*** Data shown Section Begins ***

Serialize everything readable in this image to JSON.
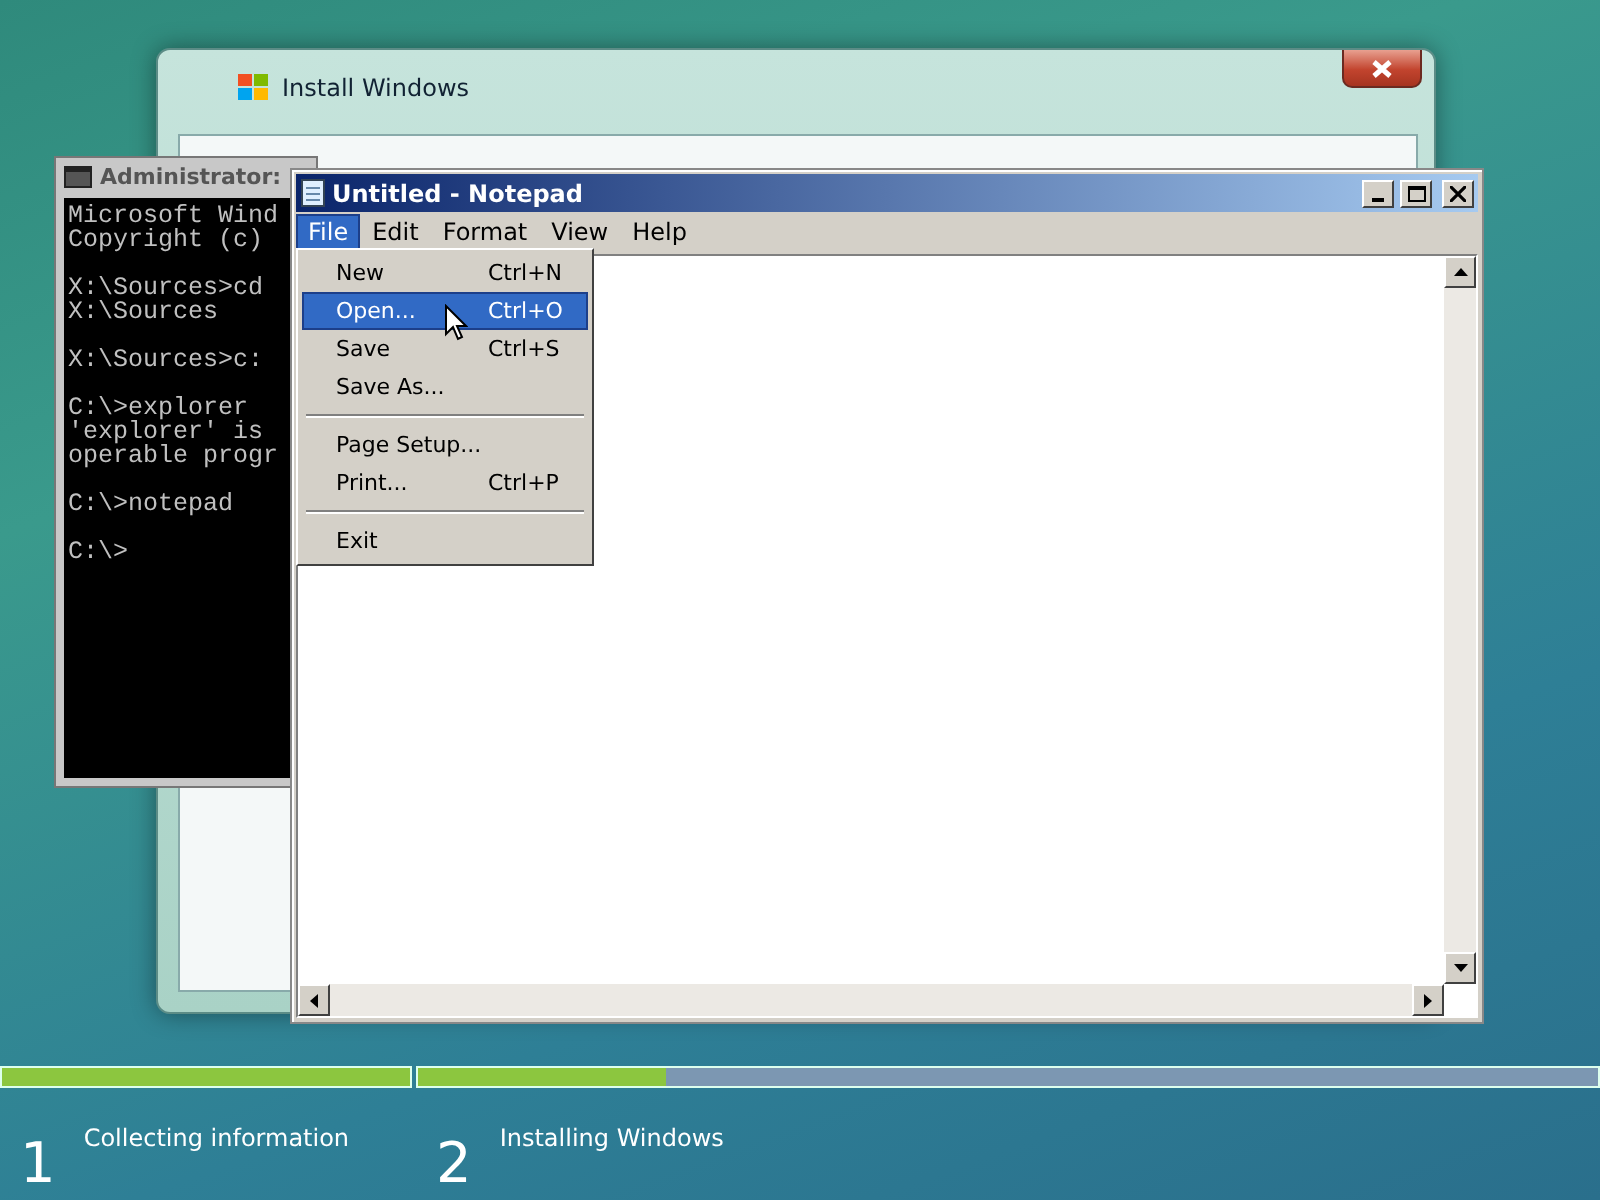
{
  "installer": {
    "title": "Install Windows"
  },
  "console": {
    "title": "Administrator:",
    "blocks": [
      [
        "Microsoft Wind",
        "Copyright (c)"
      ],
      [
        "X:\\Sources>cd",
        "X:\\Sources"
      ],
      [
        "X:\\Sources>c:"
      ],
      [
        "C:\\>explorer",
        "'explorer' is",
        "operable progr"
      ],
      [
        "C:\\>notepad"
      ],
      [
        "C:\\>"
      ]
    ]
  },
  "notepad": {
    "title": "Untitled - Notepad",
    "menus": [
      {
        "label": "File",
        "selected": true
      },
      {
        "label": "Edit",
        "selected": false
      },
      {
        "label": "Format",
        "selected": false
      },
      {
        "label": "View",
        "selected": false
      },
      {
        "label": "Help",
        "selected": false
      }
    ],
    "dropdown": [
      [
        {
          "label": "New",
          "shortcut": "Ctrl+N",
          "selected": false
        },
        {
          "label": "Open...",
          "shortcut": "Ctrl+O",
          "selected": true
        },
        {
          "label": "Save",
          "shortcut": "Ctrl+S",
          "selected": false
        },
        {
          "label": "Save As...",
          "selected": false
        }
      ],
      [
        {
          "label": "Page Setup...",
          "selected": false
        },
        {
          "label": "Print...",
          "shortcut": "Ctrl+P",
          "selected": false
        }
      ],
      [
        {
          "label": "Exit",
          "selected": false
        }
      ]
    ]
  },
  "steps": [
    {
      "number": "1",
      "label": "Collecting information",
      "level": 1
    },
    {
      "number": "2",
      "label": "Installing Windows",
      "level": 0.21
    }
  ]
}
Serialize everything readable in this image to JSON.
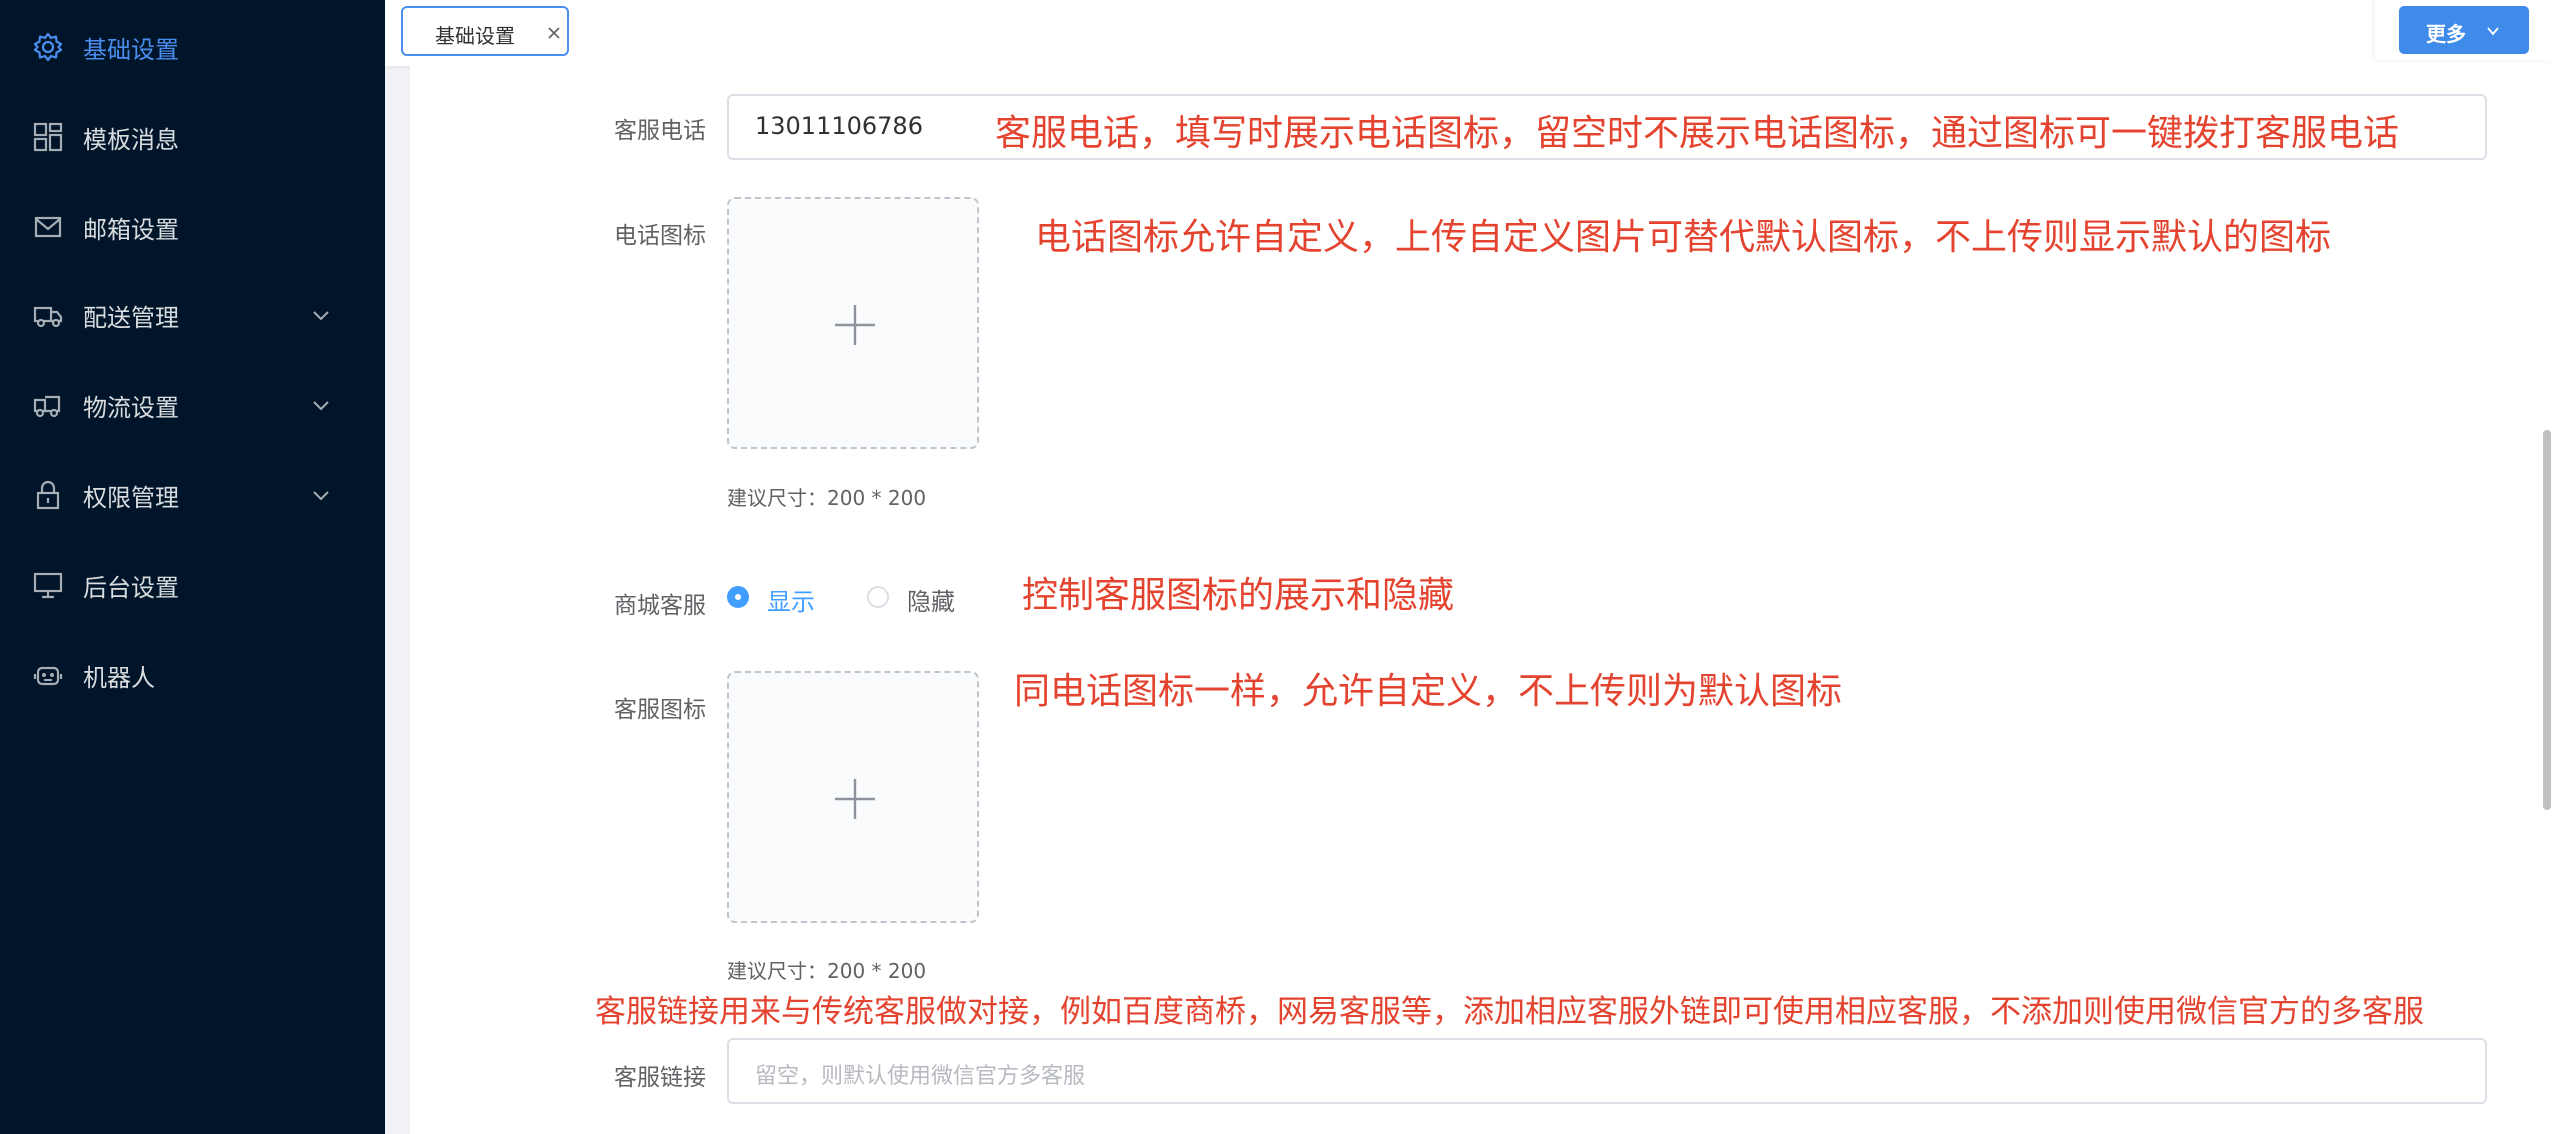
{
  "sidebar": {
    "items": [
      {
        "label": "基础设置",
        "icon": "gear-icon",
        "active": true
      },
      {
        "label": "模板消息",
        "icon": "grid-icon"
      },
      {
        "label": "邮箱设置",
        "icon": "mail-icon"
      },
      {
        "label": "配送管理",
        "icon": "delivery-truck-icon",
        "expandable": true
      },
      {
        "label": "物流设置",
        "icon": "logistics-truck-icon",
        "expandable": true
      },
      {
        "label": "权限管理",
        "icon": "lock-icon",
        "expandable": true
      },
      {
        "label": "后台设置",
        "icon": "monitor-icon"
      },
      {
        "label": "机器人",
        "icon": "robot-icon"
      }
    ]
  },
  "tabs": [
    {
      "label": "基础设置",
      "active": true
    }
  ],
  "toolbar": {
    "more_label": "更多"
  },
  "form": {
    "service_phone": {
      "label": "客服电话",
      "value": "13011106786"
    },
    "phone_icon": {
      "label": "电话图标",
      "hint": "建议尺寸：200 * 200"
    },
    "mall_service": {
      "label": "商城客服",
      "options": [
        {
          "label": "显示",
          "checked": true
        },
        {
          "label": "隐藏",
          "checked": false
        }
      ]
    },
    "service_icon": {
      "label": "客服图标",
      "hint": "建议尺寸：200 * 200"
    },
    "service_link": {
      "label": "客服链接",
      "placeholder": "留空，则默认使用微信官方多客服"
    }
  },
  "annotations": {
    "phone": "客服电话，填写时展示电话图标，留空时不展示电话图标，通过图标可一键拨打客服电话",
    "phone_icon": "电话图标允许自定义，上传自定义图片可替代默认图标，不上传则显示默认的图标",
    "mall_service": "控制客服图标的展示和隐藏",
    "service_icon": "同电话图标一样，允许自定义，不上传则为默认图标",
    "service_link": "客服链接用来与传统客服做对接，例如百度商桥，网易客服等，添加相应客服外链即可使用相应客服，不添加则使用微信官方的多客服"
  },
  "colors": {
    "sidebar_bg": "#001529",
    "accent": "#409eff",
    "annotation_red": "#e4442f"
  }
}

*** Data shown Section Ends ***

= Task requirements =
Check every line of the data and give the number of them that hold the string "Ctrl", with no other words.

= Result for this exercise =
4